After their successful debut at the Uffizi Gallery in Florence, the thirty fantastical creatures created by the Belgian artist Koen Vanmechelen in striking combinations of Murano glass and Carrara marble return to the setting of their origin: the island of Murano. Vanmechelen’s latest solo exhibition Burning Falls opened on Friday in the presence of the artist. A long-term collaborator with the Studio, Vanmechelen has worked with Adriano Berengo and his glass masters for over twenty years, exploring the unlimited creative potential of the medium for contemporary art.
In this most recent series of sculptures the artist goes further, combining glass with another ancient material with a famous history in Italy: marble. Sculpted in Carrara the majestic marble busts provide the perfect base for the Belgian artist to begin his radical explorations of form in glass. Familiar figures, mythical gods and heroes are recast anew, extended and decorated with elaborate glass details, all handblown by the maestros under the expert direction of Vanmechelen.
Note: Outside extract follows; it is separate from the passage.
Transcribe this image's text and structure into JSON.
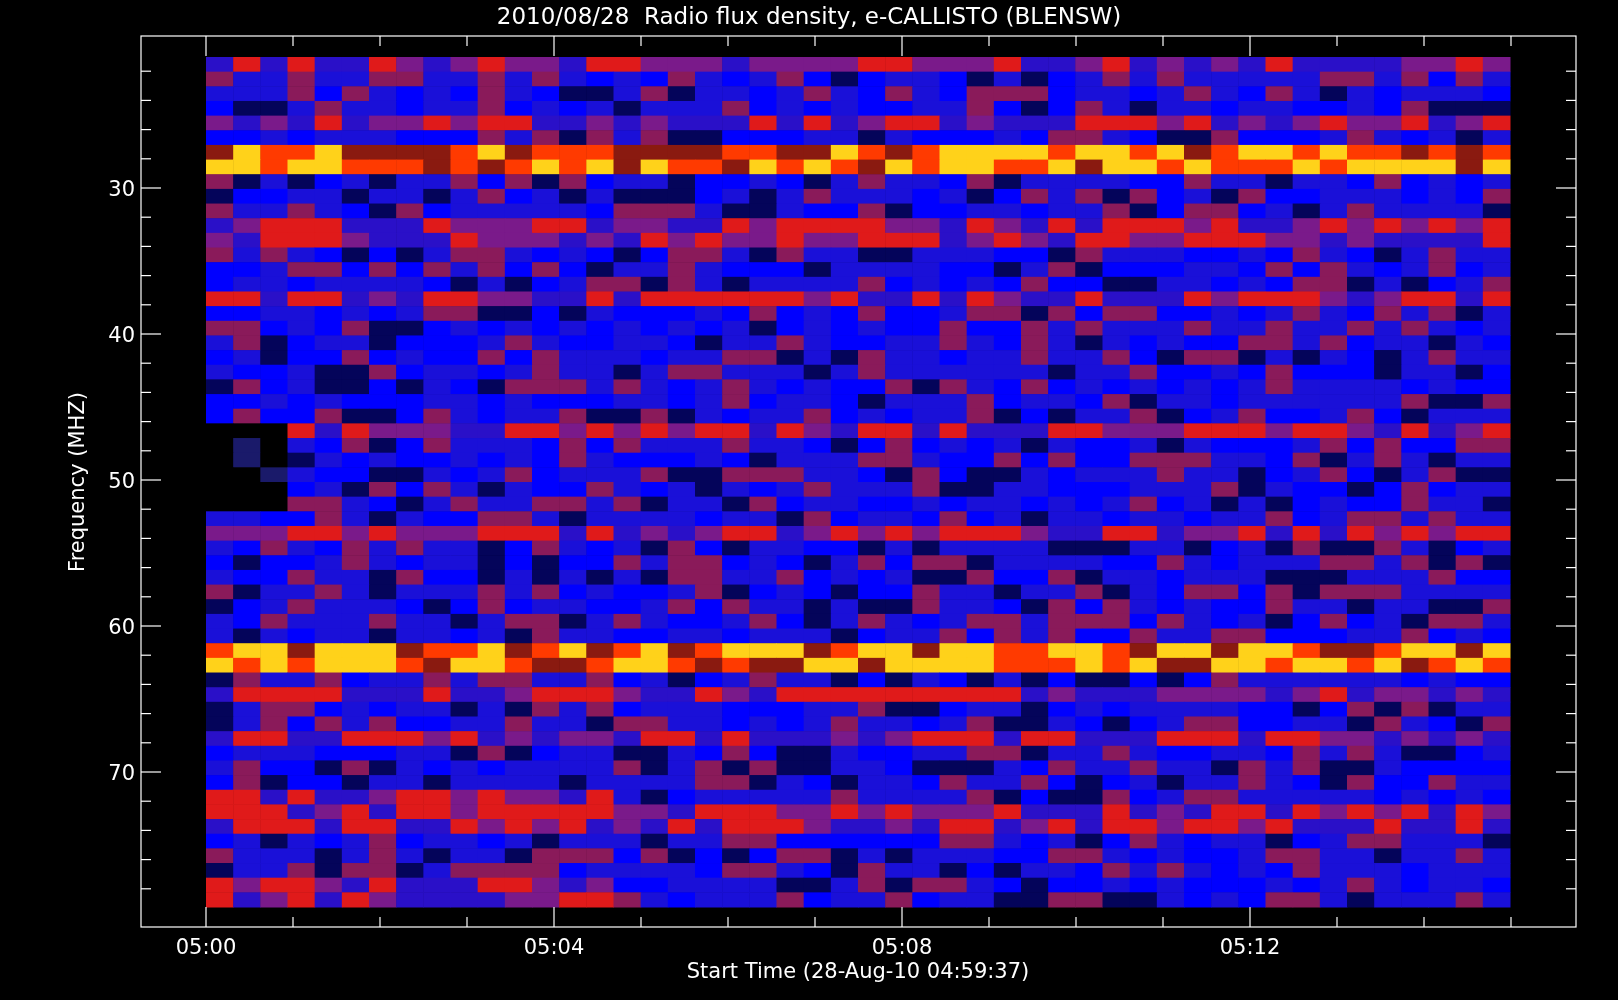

The stern stoicism of the classical world is reinvigorated and reignited through the sculptural additions in glass. In the eye’s of the artist it is a medium that looks forward: “Glass is the material of the future,” he noted, “It is both recyclable and mouldable. And it invites connection and teamwork, merging creativity and craftsmanship.”
In addition to the Medusas, the red tiger, the serpentine chickens, the horned iguanas and the other mystical animals seen in Florence, several never-before-seen pieces made their public debut, including the captivating Formula Segreta chandeliers: two complex works that reflect on the origin, decay and regeneration of all living things, and are intended as a tribute by the artist to the history of Murano glass.
The figure of Medusa, the gorgon with snakes for hair and whose gaze turned men to stone is reborn under Vanmechelen’s eye. The symbolism of snakes is reinterpreted, transformed for the occasion into monstrous and deformed chickens. The intention is to evoke in the viewer the symbolic value of the unsuspecting creature, the chicken has also always been an important metaphor for the artist because it is an example of the potential for life and the ways in which human beings have been negligent with its unlimited potential. Medusa’s poison was also said to revive the dead, and Vanmechelen draws an astute parallel by noting how chicken eggs are used in modern science as the basis for vaccines and medicines. His Medusa thus becomes a metaphor for humanity itself, imbued with the power to kill as well as the ability to bring new life.
The exhibition features as part of the In Città section of Homo Faber, the major exhibition event dedicated to artistic crafts and international artisans. Burning Falls aligns with the spirit of Homo Faber, whose focus this year is The Living Treasures of Europe and Japan. Crafting a more Human Future, and allows us to celebrate this unique material during the United Nation’s International Year of Glass.
In the artist’s own words at the opening: “We don’t know what we are doing with nature […] [yet] nature knows very well. If Burning Falls can break down the walls that divide us today, it will create a transparency in which we will recognise ourselves in each other.”
The exhibition runs from 8th April to 15th May 2022. For more information click here.